## PROBLEM TO WORK ON
For the entries below, report every line that includes the word "glyph".

[Page and application data records]
▼
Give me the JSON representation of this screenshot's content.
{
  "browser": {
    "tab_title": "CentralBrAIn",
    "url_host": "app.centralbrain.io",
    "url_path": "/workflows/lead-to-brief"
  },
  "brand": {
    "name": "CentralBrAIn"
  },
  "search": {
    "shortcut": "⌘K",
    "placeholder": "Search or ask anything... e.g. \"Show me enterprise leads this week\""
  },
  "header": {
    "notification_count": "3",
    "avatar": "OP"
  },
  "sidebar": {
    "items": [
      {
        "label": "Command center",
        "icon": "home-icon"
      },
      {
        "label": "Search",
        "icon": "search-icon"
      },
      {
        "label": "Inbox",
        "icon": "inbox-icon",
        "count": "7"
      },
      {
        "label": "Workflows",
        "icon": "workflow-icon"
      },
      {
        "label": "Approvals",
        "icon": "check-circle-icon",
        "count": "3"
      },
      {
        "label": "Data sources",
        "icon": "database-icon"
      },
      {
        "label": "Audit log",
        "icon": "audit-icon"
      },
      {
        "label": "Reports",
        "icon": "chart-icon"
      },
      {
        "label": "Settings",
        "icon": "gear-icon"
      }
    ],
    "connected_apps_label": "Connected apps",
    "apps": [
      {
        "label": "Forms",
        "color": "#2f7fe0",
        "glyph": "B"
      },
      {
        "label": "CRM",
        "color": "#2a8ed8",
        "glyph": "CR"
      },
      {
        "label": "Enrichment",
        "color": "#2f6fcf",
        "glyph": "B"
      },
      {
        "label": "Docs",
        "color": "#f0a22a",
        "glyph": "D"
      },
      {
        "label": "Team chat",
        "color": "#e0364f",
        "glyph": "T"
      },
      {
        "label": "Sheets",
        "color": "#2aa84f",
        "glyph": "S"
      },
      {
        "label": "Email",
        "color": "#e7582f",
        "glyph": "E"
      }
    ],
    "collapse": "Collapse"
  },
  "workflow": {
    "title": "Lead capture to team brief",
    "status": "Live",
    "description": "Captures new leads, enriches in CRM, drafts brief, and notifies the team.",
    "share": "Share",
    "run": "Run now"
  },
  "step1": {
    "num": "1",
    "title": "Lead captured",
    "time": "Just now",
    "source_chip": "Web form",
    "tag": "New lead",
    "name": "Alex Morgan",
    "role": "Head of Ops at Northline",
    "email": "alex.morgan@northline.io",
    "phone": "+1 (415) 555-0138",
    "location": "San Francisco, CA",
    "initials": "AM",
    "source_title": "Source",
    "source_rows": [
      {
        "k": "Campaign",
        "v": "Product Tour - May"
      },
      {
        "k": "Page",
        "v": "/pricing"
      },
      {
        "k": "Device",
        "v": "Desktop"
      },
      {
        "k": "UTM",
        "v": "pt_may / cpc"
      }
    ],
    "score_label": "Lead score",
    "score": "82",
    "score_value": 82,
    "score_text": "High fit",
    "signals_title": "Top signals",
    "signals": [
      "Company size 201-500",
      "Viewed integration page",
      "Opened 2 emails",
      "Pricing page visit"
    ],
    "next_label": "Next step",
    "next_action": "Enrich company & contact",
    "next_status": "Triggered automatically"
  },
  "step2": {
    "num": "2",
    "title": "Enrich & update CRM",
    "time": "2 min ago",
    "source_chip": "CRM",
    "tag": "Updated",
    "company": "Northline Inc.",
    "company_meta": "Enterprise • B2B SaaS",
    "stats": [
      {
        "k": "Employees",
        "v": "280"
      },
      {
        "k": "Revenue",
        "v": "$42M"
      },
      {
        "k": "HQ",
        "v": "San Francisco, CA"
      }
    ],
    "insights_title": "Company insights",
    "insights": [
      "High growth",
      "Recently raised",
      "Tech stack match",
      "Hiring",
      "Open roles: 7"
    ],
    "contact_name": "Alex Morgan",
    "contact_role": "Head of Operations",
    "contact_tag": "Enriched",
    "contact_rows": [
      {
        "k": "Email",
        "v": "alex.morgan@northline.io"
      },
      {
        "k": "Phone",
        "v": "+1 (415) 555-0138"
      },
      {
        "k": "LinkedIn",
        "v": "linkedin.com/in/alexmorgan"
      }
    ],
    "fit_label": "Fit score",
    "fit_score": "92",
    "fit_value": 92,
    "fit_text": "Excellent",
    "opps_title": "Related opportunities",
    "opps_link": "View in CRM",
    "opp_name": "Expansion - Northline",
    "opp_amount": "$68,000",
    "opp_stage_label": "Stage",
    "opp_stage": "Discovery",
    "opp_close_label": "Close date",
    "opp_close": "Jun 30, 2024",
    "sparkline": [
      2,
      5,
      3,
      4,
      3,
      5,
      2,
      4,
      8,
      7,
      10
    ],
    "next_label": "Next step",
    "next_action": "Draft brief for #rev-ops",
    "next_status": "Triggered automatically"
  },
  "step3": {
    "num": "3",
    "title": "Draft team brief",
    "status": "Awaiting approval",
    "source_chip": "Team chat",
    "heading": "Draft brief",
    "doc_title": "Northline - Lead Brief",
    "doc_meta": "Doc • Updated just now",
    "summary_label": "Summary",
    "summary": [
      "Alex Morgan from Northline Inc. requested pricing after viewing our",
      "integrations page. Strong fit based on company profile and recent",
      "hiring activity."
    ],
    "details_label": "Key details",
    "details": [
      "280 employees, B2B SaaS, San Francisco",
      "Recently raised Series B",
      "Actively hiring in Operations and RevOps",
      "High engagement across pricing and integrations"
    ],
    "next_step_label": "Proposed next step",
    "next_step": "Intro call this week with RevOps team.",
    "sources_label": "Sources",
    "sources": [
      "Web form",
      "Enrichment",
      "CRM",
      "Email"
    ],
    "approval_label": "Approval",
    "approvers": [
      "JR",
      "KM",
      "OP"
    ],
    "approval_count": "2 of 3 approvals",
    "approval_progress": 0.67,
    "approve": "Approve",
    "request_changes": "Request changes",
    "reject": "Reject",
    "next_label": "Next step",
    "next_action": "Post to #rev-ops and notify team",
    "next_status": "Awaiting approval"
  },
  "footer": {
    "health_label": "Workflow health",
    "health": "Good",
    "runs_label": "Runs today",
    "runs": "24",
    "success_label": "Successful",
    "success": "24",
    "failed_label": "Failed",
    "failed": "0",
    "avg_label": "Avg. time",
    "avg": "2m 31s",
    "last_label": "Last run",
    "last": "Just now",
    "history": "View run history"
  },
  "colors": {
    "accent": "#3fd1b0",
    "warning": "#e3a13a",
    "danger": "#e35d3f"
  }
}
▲
## ANSWER BOX
        "glyph": "B"
        "glyph": "CR"
        "glyph": "B"
        "glyph": "D"
        "glyph": "T"
        "glyph": "S"
        "glyph": "E"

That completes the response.